Saved data entries

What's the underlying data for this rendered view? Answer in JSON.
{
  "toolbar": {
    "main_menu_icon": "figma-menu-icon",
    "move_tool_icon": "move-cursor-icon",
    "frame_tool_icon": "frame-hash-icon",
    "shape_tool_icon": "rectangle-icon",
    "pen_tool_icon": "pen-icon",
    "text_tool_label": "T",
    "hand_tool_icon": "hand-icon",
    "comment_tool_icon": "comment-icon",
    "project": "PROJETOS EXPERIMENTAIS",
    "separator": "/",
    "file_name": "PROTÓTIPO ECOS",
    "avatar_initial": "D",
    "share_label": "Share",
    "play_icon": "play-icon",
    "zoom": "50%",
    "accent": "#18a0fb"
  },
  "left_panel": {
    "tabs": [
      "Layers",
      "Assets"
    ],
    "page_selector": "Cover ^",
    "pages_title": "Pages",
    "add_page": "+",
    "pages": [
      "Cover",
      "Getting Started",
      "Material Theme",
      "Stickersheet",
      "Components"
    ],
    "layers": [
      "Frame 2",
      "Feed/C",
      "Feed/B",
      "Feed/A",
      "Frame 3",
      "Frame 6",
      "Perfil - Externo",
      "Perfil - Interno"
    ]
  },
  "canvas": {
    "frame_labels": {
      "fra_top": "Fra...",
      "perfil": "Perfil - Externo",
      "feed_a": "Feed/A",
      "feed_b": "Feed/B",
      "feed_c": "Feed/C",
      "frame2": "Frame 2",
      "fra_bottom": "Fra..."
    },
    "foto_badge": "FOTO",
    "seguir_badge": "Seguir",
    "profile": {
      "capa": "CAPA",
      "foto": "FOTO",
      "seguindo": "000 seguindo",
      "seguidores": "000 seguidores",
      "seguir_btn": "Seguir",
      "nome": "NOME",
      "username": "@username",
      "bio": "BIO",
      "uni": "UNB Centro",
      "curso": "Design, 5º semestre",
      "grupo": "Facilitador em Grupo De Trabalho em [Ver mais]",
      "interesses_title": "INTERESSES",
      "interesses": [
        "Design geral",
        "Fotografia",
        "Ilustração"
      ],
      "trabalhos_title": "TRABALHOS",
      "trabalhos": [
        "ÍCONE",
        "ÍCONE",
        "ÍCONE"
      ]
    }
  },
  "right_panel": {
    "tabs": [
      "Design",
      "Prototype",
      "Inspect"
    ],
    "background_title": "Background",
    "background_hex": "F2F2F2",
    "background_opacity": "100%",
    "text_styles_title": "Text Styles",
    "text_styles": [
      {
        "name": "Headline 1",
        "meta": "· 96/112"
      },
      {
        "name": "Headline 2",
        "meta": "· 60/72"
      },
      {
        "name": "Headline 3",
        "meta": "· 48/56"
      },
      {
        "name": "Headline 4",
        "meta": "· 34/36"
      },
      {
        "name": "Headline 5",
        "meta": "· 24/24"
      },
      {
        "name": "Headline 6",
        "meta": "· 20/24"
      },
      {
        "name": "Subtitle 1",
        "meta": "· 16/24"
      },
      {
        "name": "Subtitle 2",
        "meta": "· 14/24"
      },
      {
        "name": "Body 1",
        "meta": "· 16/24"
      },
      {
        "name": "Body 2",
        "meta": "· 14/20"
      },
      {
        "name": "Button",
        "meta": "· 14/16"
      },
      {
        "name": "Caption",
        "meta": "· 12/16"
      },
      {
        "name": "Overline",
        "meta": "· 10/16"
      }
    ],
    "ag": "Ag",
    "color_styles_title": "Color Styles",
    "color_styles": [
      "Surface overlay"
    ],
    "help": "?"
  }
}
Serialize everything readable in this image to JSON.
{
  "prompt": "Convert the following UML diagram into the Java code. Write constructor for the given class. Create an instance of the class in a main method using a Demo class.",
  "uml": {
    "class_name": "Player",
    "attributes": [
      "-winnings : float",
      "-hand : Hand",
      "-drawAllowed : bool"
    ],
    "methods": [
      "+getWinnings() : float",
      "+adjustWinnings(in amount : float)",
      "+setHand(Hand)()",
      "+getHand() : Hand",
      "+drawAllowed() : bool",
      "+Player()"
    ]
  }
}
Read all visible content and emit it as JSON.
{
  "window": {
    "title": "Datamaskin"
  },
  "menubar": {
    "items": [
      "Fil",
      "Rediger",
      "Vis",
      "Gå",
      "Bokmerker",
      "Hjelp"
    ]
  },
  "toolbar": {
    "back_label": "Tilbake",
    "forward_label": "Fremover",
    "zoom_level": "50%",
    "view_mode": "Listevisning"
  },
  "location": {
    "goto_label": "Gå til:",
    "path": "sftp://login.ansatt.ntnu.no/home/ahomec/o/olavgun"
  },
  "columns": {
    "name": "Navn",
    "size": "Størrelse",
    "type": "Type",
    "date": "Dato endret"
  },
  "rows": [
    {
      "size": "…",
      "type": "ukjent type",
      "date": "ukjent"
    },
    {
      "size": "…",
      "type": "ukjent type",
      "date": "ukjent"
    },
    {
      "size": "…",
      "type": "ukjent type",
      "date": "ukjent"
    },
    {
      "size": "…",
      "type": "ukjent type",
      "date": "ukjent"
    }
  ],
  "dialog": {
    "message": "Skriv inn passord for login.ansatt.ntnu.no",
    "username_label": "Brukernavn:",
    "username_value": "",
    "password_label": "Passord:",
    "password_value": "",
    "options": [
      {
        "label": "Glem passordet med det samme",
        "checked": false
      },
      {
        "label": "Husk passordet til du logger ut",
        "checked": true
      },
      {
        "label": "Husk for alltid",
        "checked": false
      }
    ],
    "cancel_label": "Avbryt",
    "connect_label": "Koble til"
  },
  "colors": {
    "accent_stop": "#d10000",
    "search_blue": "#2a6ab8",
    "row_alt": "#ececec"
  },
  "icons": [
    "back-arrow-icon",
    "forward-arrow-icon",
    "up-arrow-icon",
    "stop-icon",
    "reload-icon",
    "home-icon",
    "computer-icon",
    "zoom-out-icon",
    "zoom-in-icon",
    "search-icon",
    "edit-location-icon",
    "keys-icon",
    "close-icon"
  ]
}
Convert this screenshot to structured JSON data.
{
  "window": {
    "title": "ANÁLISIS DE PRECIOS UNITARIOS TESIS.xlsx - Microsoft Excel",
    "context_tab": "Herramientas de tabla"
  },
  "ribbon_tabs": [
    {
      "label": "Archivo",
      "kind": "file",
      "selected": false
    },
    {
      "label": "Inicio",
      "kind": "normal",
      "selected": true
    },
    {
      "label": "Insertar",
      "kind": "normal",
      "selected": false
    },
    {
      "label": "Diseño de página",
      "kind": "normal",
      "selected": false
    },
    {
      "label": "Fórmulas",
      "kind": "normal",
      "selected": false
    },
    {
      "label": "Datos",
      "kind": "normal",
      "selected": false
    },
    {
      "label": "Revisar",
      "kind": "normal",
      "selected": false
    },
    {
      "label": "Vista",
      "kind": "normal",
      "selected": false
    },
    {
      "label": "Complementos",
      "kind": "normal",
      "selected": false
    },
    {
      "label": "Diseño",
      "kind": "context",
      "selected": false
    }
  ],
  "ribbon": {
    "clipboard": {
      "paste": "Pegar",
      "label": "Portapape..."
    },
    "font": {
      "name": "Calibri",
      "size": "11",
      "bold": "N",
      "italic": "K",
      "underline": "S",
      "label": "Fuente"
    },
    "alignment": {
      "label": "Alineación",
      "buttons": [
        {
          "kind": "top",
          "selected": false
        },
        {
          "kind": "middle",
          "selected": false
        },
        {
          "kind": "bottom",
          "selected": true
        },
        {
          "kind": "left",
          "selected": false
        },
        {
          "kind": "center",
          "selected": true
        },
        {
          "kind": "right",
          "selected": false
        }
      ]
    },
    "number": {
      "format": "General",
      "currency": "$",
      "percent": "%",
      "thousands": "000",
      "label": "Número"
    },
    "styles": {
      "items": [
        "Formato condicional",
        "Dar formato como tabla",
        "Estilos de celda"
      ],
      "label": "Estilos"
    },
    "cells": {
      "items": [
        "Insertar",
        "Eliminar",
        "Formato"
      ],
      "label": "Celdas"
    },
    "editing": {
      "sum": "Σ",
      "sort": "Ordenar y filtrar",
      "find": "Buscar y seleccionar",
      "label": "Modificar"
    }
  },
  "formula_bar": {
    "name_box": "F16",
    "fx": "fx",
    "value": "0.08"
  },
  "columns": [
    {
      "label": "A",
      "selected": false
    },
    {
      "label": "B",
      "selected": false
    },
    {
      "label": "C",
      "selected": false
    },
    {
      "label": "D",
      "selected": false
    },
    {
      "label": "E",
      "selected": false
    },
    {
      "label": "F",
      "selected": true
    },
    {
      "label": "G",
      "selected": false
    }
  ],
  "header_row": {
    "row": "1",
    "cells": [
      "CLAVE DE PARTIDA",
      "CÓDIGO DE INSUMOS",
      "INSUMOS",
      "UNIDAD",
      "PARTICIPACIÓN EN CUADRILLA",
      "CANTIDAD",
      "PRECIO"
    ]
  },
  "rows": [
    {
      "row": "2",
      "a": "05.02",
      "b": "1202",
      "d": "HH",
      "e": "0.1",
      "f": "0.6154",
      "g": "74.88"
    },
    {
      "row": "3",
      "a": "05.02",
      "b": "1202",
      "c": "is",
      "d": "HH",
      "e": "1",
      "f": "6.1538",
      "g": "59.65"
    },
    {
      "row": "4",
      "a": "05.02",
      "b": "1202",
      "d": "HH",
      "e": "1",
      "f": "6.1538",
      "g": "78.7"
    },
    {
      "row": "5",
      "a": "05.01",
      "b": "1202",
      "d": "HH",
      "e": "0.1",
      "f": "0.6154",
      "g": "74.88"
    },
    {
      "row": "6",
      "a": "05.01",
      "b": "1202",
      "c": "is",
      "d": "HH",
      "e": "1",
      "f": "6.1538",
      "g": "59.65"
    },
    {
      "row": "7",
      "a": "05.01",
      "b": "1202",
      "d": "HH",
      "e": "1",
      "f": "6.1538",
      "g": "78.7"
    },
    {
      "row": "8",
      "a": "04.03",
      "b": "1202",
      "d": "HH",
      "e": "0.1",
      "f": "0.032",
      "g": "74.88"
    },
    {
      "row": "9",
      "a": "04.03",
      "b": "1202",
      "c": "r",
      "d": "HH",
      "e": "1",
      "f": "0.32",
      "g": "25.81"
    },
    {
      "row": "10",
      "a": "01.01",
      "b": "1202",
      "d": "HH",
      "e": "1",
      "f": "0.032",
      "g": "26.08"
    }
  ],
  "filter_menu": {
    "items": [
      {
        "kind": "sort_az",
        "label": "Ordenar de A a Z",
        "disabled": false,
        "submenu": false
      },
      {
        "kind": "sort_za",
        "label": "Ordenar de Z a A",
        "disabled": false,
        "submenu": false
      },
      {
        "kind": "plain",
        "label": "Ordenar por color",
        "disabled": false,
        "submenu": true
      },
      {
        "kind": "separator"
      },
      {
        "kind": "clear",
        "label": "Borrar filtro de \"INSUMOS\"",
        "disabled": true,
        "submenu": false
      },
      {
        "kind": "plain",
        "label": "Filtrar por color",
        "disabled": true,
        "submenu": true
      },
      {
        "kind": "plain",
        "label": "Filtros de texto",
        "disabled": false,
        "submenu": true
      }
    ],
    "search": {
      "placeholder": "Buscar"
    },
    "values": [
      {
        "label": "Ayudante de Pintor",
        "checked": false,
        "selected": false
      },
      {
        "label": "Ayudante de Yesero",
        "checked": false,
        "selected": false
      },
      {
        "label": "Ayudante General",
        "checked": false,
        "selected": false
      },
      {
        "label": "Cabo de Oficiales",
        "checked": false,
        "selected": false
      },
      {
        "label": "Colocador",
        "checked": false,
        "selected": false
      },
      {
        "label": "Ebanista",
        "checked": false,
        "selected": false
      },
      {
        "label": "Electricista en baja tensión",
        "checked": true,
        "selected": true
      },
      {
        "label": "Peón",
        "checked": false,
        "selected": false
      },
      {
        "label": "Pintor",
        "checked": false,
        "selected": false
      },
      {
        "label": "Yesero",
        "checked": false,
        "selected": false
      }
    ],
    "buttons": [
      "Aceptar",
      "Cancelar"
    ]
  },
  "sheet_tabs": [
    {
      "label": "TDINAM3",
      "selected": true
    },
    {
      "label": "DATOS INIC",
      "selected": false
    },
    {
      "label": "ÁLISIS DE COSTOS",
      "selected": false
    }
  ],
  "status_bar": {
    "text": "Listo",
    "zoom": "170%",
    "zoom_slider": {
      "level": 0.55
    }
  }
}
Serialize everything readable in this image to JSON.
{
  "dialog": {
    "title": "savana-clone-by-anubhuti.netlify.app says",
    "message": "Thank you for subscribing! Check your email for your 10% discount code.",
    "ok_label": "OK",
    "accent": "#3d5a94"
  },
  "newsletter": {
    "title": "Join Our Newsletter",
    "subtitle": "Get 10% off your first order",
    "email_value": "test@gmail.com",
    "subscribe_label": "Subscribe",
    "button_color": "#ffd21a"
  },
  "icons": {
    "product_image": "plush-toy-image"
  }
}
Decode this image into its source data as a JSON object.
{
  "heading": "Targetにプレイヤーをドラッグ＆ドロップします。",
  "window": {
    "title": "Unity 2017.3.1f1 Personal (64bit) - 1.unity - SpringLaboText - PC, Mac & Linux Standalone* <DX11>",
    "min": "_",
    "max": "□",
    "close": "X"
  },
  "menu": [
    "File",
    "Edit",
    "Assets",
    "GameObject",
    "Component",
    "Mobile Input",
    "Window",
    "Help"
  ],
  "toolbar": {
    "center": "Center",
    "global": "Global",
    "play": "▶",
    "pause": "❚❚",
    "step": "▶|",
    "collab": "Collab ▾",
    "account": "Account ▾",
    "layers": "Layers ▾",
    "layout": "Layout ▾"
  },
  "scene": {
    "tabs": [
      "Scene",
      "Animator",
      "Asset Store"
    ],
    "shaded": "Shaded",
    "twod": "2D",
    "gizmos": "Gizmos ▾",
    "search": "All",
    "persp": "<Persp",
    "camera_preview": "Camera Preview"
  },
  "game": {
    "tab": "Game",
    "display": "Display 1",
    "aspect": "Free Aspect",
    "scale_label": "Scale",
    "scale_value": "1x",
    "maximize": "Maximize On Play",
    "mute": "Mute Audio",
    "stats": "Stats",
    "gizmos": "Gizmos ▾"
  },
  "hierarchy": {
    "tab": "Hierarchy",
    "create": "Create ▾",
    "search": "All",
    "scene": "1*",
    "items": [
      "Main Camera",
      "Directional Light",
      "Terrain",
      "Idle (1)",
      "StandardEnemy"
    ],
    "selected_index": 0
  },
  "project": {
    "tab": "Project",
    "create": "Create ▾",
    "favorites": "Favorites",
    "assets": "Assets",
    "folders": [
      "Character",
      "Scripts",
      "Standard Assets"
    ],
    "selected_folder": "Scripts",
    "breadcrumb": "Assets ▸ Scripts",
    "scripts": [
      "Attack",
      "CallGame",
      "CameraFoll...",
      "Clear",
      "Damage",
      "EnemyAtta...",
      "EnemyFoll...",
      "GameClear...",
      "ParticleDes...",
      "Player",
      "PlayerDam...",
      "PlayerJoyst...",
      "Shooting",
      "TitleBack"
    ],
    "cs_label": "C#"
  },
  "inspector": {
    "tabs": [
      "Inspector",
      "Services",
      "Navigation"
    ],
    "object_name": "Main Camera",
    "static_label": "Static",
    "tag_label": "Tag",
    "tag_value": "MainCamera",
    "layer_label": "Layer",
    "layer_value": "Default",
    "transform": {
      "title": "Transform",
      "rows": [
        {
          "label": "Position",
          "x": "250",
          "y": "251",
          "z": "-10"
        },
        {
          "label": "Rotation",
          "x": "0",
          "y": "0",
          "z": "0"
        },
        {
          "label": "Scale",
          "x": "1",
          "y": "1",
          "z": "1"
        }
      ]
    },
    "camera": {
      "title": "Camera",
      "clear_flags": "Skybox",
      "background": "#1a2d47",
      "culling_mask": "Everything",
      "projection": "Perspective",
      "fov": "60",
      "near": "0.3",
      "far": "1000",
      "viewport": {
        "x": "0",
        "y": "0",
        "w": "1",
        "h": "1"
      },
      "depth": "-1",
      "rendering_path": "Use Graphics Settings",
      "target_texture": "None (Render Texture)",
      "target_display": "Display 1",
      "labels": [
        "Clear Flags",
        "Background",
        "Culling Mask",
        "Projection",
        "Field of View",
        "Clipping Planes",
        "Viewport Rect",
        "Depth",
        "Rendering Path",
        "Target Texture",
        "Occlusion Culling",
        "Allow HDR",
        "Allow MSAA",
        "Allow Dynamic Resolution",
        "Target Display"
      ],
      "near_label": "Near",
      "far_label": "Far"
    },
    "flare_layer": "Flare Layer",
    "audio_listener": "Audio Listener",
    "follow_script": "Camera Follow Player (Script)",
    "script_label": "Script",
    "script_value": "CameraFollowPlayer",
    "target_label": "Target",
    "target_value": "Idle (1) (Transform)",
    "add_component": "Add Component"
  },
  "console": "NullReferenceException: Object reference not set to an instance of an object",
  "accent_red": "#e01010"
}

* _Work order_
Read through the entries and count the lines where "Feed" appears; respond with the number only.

* _Exercise answer_
6